However, the Caps haven't done that against the Penguins this season. Pittsburgh won three of the four meetings, joining Northeast Division champion Toronto as the only Eastern Conference teams to take the season series from Southeast Division winner Washington. In the teams' only matchup since Feb. 1, Pittsburgh won 4-3 in overtime on March 30 at MCI Center. The Penguins, despite the absence of NHL scoring leader Jaromir Jagr, scored three power-play goals against the Caps' highly rated penalty killing unit.

"They're a little more offensive-minded than we are," said defenseman Calle Johansson, who joins ailing right wing Peter Bondra as the only remaining Caps from the 1991 and 1992 teams that lost to the eventual Stanley Cup champion Penguins. …

The rest of this article is only available to active members of Questia

Sign up now for a free, 1-day trial and receive full access to:

  • Questia's entire collection
  • Automatic bibliography creation
  • More helpful research tools like notes, citations, and highlights
  • Ad-free environment

Already a member? Log in now.

Notes for this article

Add a new note
If you are trying to select text to create highlights or citations, remember that you must now click or tap on the first word, and then click or tap on the last word.
One moment ...
Default project is now your active project.
Project items

Items saved from this article

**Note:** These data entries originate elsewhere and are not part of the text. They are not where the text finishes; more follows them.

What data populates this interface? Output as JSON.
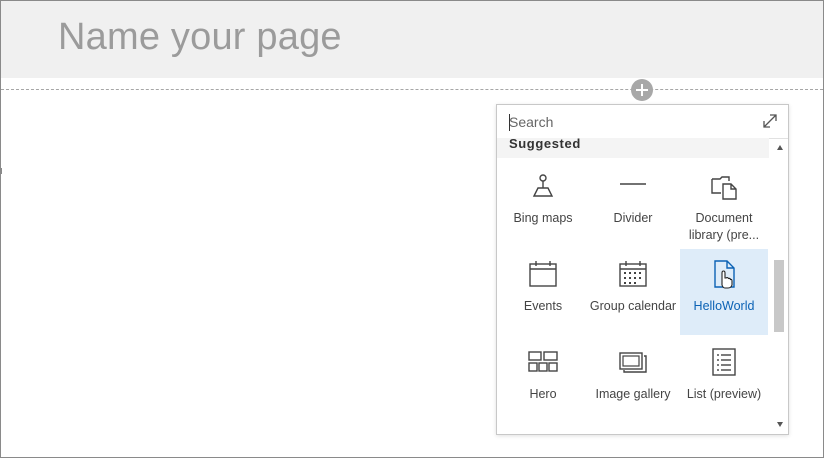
{
  "page": {
    "title": "Name your page"
  },
  "toolbox": {
    "search_placeholder": "Search",
    "section_label": "Suggested",
    "items": [
      {
        "label": "Bing maps",
        "icon": "map-pin-icon"
      },
      {
        "label": "Divider",
        "icon": "divider-icon"
      },
      {
        "label": "Document library (pre...",
        "icon": "document-library-icon"
      },
      {
        "label": "Events",
        "icon": "calendar-icon"
      },
      {
        "label": "Group calendar",
        "icon": "group-calendar-icon"
      },
      {
        "label": "HelloWorld",
        "icon": "document-icon",
        "selected": true
      },
      {
        "label": "Hero",
        "icon": "hero-layout-icon"
      },
      {
        "label": "Image gallery",
        "icon": "image-gallery-icon"
      },
      {
        "label": "List (preview)",
        "icon": "list-icon"
      }
    ]
  },
  "colors": {
    "selected_tile": "#deecf9",
    "selected_text": "#0b62b5",
    "title_band": "#f0f0f0"
  }
}
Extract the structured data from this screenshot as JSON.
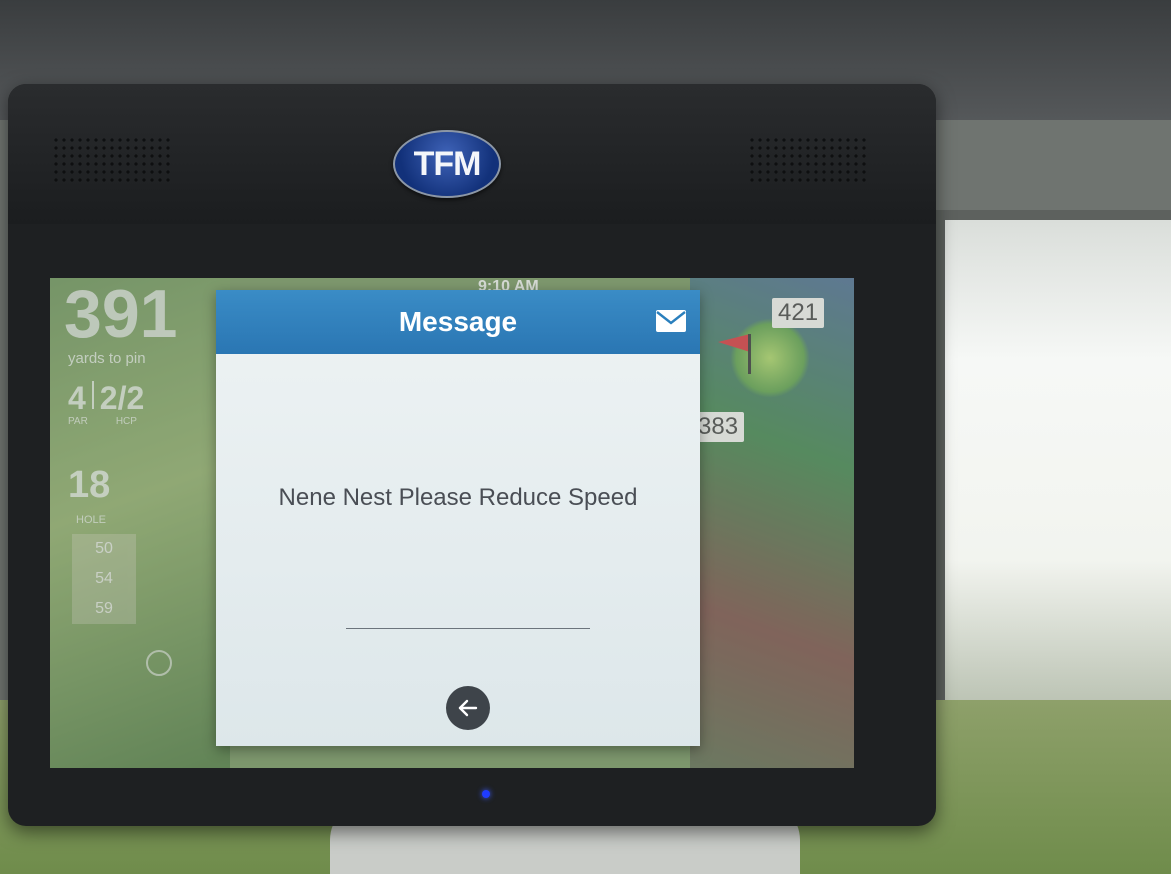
{
  "device": {
    "brand": "TFM"
  },
  "gps": {
    "yards_to_pin": "391",
    "yards_to_pin_label": "yards to pin",
    "par": "4",
    "hdcp": "2/2",
    "par_label": "PAR",
    "hdcp_label": "HCP",
    "hole": "18",
    "hole_label": "HOLE",
    "distances": [
      "50",
      "54",
      "59"
    ],
    "clock": "9:10 AM",
    "tag_far": "421",
    "tag_near": "383"
  },
  "dialog": {
    "title": "Message",
    "message": "Nene Nest Please Reduce Speed",
    "mail_icon": "mail-icon",
    "back_icon": "arrow-left-icon"
  },
  "colors": {
    "header": "#2a7fbd",
    "dialog_bg": "#e6eef0",
    "message_text": "#4a4e55",
    "back_button": "#3e444a",
    "led": "#1f3cff"
  }
}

This article has been saved
Highlights (0)
Some of your highlights are legacy items.

Highlights saved before July 30, 2012 will not be displayed on their respective source pages.

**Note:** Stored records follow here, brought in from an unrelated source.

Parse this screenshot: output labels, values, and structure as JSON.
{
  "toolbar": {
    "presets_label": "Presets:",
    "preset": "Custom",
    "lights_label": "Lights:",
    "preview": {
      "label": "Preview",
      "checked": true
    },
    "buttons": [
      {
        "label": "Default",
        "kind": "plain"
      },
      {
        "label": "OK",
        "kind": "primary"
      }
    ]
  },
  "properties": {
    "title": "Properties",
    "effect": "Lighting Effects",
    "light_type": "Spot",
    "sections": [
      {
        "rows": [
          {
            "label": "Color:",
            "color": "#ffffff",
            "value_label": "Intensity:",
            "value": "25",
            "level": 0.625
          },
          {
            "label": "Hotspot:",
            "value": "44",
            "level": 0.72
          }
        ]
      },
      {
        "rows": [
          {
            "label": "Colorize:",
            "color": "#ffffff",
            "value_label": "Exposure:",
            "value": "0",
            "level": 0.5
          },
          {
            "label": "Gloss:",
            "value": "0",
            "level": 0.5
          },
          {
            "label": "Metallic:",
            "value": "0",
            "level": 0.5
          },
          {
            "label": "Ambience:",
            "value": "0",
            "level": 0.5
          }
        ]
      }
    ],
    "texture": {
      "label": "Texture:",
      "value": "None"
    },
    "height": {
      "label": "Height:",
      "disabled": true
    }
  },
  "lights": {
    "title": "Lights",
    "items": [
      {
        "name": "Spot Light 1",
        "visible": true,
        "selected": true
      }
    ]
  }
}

You can easily re-create the highlights by opening the book page or article, selecting the text, and clicking “Highlight.”

Citations (0)
Some of your citations are legacy items.

Any citation created before July 30, 2012 will labeled as a “Cited page.” New citations will be saved as cited passages, pages or articles.

We also added the ability to view new citations from your projects or the book or article where you created them.

Notes (0)
Bookmarks (0)

You have no saved items from this article

Project items include:
  • Saved book/article
  • Highlights
  • Quotes/citations
  • Notes
  • Bookmarks
Notes
Cite this article

Cited article

Style
Citations are available only to our active members.
Sign up now to cite pages or passages in MLA, APA and Chicago citation styles.

(Einhorn, 1992, p. 25)

(Einhorn 25)

1

1. Lois J. Einhorn, Abraham Lincoln, the Orator: Penetrating the Lincoln Legend (Westport, CT: Greenwood Press, 1992), 25, http://www.questia.com/read/27419298.

Cited article

Just like Old Times, Caps Get Penguins
Settings

Settings

Typeface
Text size Smaller Larger Reset View mode
Search within

Search within this article

Look up

Look up a word

  • Dictionary
  • Thesaurus
Please submit a word or phrase above.
Print this page

Print this page

Why can't I print more than one page at a time?

Help
Full screen

matching results for page

    Questia reader help

    How to highlight and cite specific passages

    1. Click or tap the first word you want to select.
    2. Click or tap the last word you want to select, and you’ll see everything in between get selected.
    3. You’ll then get a menu of options like creating a highlight or a citation from that passage of text.

    OK, got it!

    Cited passage

    Style
    Citations are available only to our active members.
    Sign up now to cite pages or passages in MLA, APA and Chicago citation styles.

    "Portraying himself as an honest, ordinary person helped Lincoln identify with his audiences." (Einhorn, 1992, p. 25).

    "Portraying himself as an honest, ordinary person helped Lincoln identify with his audiences." (Einhorn 25)

    "Portraying himself as an honest, ordinary person helped Lincoln identify with his audiences."1

    1. Lois J. Einhorn, Abraham Lincoln, the Orator: Penetrating the Lincoln Legend (Westport, CT: Greenwood Press, 1992), 25, http://www.questia.com/read/27419298.

    Cited passage

    Thanks for trying Questia!

    Please continue trying out our research tools, but please note, full functionality is available only to our active members.

    Your work will be lost once you leave this Web page.

    For full access in an ad-free environment, sign up now for a FREE, 1-day trial.

    Already a member? Log in now.